Entries from a dataset of interfaces

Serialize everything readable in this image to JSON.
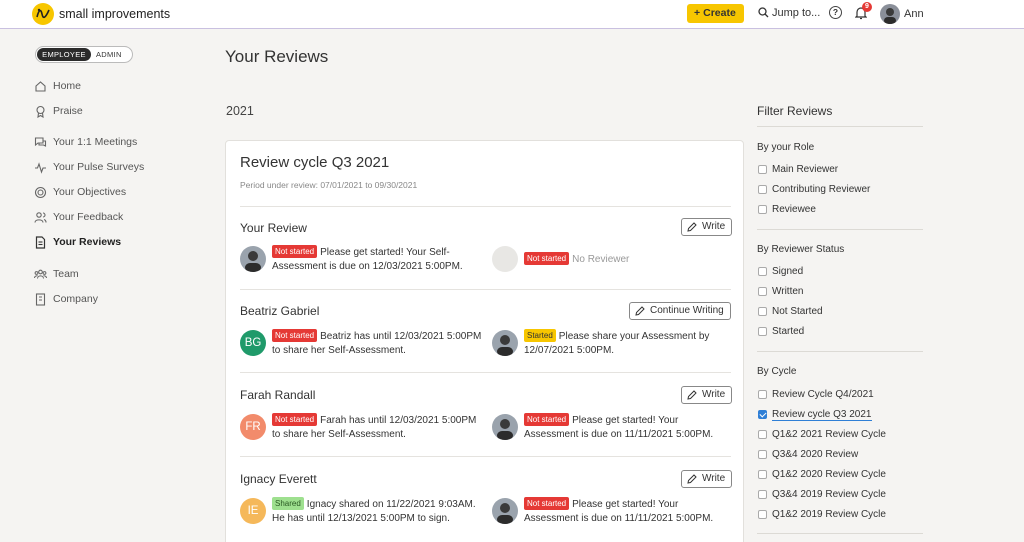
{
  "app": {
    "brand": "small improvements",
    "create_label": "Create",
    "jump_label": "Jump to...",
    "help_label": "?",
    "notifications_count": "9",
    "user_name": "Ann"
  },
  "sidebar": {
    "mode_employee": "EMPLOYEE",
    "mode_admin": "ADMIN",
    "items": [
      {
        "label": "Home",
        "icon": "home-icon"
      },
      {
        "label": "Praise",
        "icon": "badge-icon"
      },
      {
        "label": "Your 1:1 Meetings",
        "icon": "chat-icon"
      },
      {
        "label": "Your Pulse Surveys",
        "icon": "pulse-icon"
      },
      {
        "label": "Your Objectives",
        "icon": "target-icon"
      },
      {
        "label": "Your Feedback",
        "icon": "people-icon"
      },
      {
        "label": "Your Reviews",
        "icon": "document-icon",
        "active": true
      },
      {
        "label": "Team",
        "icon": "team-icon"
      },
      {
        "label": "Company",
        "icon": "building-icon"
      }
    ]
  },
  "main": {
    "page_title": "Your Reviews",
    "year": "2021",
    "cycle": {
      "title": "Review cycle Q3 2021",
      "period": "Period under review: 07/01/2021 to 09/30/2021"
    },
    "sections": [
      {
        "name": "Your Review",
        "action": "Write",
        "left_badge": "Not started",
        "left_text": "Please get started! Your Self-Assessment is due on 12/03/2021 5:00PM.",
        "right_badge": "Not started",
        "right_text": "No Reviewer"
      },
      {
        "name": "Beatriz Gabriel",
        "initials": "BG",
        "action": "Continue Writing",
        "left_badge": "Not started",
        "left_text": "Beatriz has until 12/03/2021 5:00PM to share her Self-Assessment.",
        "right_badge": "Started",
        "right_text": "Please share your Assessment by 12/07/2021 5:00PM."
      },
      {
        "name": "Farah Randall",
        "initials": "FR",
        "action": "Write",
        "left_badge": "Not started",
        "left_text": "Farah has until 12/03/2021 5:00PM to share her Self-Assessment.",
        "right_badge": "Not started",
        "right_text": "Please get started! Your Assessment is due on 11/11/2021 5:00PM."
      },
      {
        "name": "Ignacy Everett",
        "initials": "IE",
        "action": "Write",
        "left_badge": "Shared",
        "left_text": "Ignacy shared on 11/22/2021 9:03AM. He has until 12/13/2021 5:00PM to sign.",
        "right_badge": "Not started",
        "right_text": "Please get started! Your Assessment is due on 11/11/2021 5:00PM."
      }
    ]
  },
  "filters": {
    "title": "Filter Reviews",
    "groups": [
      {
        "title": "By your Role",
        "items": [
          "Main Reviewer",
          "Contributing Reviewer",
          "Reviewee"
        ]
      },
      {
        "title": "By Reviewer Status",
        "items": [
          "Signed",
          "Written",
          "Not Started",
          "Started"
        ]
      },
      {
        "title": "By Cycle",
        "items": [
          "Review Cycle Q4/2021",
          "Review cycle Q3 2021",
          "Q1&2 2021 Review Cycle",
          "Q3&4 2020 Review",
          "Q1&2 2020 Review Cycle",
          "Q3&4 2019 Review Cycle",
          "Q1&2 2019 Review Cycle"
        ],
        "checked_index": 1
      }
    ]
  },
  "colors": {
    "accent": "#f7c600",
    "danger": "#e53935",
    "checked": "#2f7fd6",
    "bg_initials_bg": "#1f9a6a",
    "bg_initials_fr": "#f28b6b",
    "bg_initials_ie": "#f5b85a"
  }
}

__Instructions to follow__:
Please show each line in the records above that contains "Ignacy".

__Exercise result__:
        "name": "Ignacy Everett",
        "left_text": "Ignacy shared on 11/22/2021 9:03AM. He has until 12/13/2021 5:00PM to sign.",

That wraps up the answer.